1- "They" doesn't necessarily mean the foreign student. A lot of foreign governments have scholarships to pay to send their students to U.S. institutions. But the U.S. institutions usually get the full tuition for foreign students, regardless who is paying.

Tuesday, February 14, 2017

Against months

I just want to point out that as a unit of measurement, the month is an utter failure. If I say "exactly one month from now X will happen" when exactly is that? Is it four weeks/28 days? Or 30 days? Or 31? Do I just mean next month with the same number for the date? Does it matter that I am saying it in February on a non-leap year?

If I said it today, it probably would mean 28 days, because "a month" could refer to a four week period, or the number of days of the month we are currently in and at this moment they both happen to be 28 days. But if I said "exactly one month" on March 14, it could mean anything between 28 and 31 days.

The only purpose of a unit of measurement is to standardize the amount of the thing measured so that it can be talked about coherently and consistently. "One week" works because it is seven days and it is always seven days, no matter when you say it. "A day" is always exactly 24 hours (putting aside the occasional leap second that is small enough to ignore). A year is exactly one trip around the sun by the Earth. By that measure, a month is a failure. It used to mean one full cycle of the moon. But now it doesn't even mean that. Screw months.

Missing the story

When the NYT reported that Jim Hoft aka Gateway Pundit was getting White House press credentials, it completely failed to mention what happens if you google the words: the stupidest man on the internet.

Journalism is important

Monday, February 13, 2017

The self-indulgent benefits of having an old blog

This post comparing what Obama did in his first month versus what Trump has done so far got me thinking of those days of yore and wondering what I was thinking at the time. That got me into the archives so I just read everything I posted here in February 2009.

It was a nice reminder of how much politics can change in a relatively short period of time. I mean, 2009 wasn't that long ago. But when I read the archives and compare what I was thinking and worrying about then with what I think and worry about now, it's like I'm peering into a parallel universe.
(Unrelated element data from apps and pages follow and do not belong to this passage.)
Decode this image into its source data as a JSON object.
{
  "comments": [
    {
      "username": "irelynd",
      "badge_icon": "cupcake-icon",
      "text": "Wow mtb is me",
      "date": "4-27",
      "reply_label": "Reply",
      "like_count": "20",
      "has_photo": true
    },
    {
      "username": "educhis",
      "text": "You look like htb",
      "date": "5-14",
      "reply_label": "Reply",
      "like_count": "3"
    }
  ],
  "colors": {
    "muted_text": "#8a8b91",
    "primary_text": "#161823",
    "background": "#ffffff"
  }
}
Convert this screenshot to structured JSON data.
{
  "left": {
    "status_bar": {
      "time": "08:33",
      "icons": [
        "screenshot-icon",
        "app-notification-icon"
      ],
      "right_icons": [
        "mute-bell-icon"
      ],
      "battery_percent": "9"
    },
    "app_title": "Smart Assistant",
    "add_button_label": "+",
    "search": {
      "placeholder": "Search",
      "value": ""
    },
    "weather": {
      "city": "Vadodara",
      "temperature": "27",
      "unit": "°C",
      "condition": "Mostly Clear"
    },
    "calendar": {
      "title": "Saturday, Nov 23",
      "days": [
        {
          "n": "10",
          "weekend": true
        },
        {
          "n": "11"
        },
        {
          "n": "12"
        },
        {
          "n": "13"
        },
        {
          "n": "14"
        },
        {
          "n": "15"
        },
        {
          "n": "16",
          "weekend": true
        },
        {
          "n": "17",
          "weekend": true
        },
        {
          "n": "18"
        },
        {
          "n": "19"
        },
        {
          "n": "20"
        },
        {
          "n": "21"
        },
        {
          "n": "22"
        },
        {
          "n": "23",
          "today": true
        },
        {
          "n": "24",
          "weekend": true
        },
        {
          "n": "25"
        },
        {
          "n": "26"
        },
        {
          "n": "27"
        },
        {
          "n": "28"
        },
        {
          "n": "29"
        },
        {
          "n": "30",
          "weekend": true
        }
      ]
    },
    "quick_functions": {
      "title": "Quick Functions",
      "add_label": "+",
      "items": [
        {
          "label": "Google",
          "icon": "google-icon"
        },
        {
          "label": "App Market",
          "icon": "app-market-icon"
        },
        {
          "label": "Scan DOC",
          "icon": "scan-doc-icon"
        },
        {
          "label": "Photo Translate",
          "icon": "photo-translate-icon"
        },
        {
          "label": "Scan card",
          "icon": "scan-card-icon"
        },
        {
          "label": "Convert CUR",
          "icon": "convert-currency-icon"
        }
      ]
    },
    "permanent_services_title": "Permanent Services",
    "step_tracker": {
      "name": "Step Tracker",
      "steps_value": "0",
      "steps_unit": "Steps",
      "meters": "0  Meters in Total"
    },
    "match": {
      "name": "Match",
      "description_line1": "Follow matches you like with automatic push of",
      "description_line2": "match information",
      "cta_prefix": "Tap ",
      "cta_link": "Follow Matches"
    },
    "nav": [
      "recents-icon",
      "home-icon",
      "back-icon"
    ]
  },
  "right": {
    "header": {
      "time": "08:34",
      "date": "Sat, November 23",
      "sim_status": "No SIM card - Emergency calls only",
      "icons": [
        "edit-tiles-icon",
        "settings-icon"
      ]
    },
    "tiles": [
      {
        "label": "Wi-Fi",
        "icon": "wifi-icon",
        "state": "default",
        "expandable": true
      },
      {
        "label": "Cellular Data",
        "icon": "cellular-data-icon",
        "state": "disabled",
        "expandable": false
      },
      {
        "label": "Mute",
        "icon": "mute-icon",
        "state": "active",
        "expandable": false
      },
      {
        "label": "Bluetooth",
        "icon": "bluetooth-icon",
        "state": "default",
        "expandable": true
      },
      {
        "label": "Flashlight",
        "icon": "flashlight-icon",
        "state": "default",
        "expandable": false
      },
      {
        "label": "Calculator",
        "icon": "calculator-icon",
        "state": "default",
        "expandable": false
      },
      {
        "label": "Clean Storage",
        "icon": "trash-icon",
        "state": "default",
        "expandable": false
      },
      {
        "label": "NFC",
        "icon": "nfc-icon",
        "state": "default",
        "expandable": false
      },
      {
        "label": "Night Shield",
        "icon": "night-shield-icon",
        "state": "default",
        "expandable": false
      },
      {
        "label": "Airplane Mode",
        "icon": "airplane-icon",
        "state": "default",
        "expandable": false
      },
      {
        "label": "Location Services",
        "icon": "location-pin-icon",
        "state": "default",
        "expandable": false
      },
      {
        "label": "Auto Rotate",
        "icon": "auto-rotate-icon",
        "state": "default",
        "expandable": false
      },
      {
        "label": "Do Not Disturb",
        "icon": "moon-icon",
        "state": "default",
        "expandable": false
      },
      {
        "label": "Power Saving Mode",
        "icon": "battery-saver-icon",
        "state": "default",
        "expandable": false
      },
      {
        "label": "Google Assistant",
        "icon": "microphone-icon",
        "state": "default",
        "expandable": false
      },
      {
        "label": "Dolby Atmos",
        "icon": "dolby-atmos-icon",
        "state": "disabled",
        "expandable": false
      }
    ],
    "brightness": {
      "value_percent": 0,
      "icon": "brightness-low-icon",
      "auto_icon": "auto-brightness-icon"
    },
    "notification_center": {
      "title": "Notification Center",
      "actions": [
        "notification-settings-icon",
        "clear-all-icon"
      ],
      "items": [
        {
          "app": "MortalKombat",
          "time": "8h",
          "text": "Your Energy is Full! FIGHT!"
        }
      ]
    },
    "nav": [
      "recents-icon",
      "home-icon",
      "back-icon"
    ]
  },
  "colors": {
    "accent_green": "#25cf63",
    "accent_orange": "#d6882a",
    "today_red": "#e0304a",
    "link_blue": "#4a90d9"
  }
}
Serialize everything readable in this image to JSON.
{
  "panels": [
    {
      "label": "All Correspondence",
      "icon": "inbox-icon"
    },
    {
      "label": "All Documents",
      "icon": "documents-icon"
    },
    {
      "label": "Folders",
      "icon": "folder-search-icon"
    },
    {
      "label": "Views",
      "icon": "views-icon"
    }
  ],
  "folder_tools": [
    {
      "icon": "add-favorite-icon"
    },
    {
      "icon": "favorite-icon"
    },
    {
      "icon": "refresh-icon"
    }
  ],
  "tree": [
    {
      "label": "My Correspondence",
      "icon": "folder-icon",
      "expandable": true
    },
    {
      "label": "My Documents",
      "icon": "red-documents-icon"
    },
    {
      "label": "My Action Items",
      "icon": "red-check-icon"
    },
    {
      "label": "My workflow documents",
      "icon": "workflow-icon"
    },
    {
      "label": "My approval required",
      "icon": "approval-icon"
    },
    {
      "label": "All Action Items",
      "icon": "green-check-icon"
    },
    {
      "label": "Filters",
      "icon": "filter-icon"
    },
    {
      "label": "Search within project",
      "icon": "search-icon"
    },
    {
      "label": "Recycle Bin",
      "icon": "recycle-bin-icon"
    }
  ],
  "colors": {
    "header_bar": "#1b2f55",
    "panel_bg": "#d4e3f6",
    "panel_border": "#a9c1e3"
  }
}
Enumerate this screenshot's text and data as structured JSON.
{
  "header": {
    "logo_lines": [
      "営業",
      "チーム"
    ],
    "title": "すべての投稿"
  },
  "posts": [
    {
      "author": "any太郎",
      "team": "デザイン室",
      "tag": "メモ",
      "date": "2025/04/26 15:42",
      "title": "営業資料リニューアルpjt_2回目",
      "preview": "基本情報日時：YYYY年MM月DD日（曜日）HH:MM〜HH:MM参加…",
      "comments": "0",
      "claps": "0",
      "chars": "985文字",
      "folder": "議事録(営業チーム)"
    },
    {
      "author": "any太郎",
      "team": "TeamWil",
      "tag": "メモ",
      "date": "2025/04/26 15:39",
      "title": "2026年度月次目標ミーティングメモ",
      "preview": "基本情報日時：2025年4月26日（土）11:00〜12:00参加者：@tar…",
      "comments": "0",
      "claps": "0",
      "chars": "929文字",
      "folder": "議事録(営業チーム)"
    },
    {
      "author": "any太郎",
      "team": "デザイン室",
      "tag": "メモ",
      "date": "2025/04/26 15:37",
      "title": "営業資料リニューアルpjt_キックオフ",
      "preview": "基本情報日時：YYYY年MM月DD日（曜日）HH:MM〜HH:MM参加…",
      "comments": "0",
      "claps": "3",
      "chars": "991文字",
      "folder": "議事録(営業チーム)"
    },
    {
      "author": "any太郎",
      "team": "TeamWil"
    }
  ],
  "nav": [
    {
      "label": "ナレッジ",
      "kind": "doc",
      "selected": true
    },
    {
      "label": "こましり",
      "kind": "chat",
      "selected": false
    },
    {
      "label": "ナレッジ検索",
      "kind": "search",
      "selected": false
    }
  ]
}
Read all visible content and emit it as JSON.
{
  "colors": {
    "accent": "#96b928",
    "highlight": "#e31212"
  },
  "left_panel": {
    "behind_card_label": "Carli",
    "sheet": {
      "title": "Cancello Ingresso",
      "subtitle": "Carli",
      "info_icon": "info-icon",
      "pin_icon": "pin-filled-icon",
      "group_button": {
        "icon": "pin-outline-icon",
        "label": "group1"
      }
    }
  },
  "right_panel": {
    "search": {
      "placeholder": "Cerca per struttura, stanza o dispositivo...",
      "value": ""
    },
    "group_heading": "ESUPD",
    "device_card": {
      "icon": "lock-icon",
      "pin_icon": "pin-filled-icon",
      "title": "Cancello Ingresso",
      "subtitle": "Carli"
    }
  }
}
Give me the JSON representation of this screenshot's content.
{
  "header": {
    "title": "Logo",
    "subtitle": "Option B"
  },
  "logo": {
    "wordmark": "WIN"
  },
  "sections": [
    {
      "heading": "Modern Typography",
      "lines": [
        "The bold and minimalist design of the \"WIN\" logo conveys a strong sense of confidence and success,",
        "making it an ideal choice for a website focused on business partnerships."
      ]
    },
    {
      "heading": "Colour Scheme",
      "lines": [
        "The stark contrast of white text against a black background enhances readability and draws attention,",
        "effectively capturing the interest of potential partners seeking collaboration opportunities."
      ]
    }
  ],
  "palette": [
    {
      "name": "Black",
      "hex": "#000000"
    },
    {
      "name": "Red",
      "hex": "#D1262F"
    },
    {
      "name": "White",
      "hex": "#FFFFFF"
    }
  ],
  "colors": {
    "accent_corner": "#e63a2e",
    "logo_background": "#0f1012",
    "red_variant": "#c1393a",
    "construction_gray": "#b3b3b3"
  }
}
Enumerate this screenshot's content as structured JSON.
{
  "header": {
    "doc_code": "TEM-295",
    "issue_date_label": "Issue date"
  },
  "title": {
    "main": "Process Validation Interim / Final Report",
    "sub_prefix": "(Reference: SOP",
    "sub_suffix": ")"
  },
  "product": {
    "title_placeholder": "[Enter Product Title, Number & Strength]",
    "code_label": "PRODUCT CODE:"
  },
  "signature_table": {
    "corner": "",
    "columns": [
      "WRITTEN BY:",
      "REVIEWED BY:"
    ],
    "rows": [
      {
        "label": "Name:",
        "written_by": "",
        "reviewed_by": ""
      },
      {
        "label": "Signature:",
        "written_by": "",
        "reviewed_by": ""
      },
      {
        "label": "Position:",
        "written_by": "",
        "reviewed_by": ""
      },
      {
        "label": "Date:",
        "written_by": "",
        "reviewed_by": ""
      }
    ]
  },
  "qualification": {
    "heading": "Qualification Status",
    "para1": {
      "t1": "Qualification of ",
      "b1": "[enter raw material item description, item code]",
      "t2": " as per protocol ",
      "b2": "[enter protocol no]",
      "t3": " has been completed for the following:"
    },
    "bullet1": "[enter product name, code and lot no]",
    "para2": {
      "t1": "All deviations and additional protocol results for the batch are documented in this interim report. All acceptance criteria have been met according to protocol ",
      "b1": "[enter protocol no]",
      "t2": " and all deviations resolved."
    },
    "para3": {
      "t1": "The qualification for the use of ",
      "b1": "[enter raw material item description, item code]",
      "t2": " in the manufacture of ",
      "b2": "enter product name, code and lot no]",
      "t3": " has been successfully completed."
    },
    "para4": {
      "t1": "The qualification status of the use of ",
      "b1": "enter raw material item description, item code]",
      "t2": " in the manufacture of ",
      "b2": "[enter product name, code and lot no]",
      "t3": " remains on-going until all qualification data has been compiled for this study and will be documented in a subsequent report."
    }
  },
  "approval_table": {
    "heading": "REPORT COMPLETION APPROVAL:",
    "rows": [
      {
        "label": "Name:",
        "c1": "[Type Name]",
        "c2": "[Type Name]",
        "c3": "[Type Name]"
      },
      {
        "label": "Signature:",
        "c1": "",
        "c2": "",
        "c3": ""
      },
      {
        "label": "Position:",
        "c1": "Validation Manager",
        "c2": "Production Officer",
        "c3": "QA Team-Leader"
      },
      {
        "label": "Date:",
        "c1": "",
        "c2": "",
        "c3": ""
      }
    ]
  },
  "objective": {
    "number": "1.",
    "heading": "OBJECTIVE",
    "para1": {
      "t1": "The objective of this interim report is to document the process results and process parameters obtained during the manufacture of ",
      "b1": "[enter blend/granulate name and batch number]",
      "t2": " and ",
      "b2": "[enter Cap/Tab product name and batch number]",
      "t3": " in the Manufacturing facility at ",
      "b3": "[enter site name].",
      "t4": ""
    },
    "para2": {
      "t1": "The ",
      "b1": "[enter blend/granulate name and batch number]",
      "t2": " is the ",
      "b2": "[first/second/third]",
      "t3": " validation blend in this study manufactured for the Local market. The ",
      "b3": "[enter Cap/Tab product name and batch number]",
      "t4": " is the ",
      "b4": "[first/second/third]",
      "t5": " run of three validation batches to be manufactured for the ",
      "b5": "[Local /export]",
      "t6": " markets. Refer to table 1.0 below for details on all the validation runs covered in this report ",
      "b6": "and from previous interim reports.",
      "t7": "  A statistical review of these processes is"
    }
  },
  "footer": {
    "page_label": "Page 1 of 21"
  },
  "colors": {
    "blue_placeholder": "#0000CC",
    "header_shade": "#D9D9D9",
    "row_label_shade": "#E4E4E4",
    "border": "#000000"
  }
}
Buyers remorse

The comparison with Germany in 1917-18 adds a nice layer of irony.


Sunday, February 12, 2017

Why Did the Washington Post Publish This Substance-less Drivel?

Ed Rogers wrote an opinion piece arguing that "Elizabeth Warren is a grandstanding phony." Except "arguing that" is the wrong description because there is no actual argument in the piece. Rogers doesn't like Warren, that much is obvious. He calls her "pretentious," "grandstanding," "phony," "egotistical," "artificial," and "selfishly driven." He labels her efforts to bring up Session's record of bigotry as "a personal harangue", "disparaging", "shallow", "pandering," and a "hypocritical attack." I get it, I get it. Ed really hates Elizabeth.

But there is no argument that anything Warren said about Sessions was wrong. Although he alludes to Warren's charges, Rogers doesn't even explain what they are, much less make any effort to examine them for accuracy or argue that the substantive points she made were wrong. Ed was just offended that the Massachusetts Senator had the gall to bring up those kind of charges (meaning charges of racism against a southern white guy). The only truly revealing bit in the mostly substance-free piece is this:
Speaking as a proud Alabamian, trust me when I say that people from the state hate being screamed at about being bigots by someone from Massachusetts. This is nothing new. Anytime the left feels backed into a corner by Republicans or are having trouble defending their own actions, they yell “racism” — especially if their target happens to be a white, Southern, Christian Republican. They go straight to race quicker than you can say “Pocahontas.”
So I guess Roger's beef isn't about the issue of whether Sessions is really qualified to be Attorney General, it's about the hurt feelings he gets when people find out he is from Alabama and assume he is a racist. Roger's primal scream is made even more ridiculous by his reference to "Pocahontas", which itself a racist attack against Warren. Way to defend the New South, moron.

(via Memeorandum)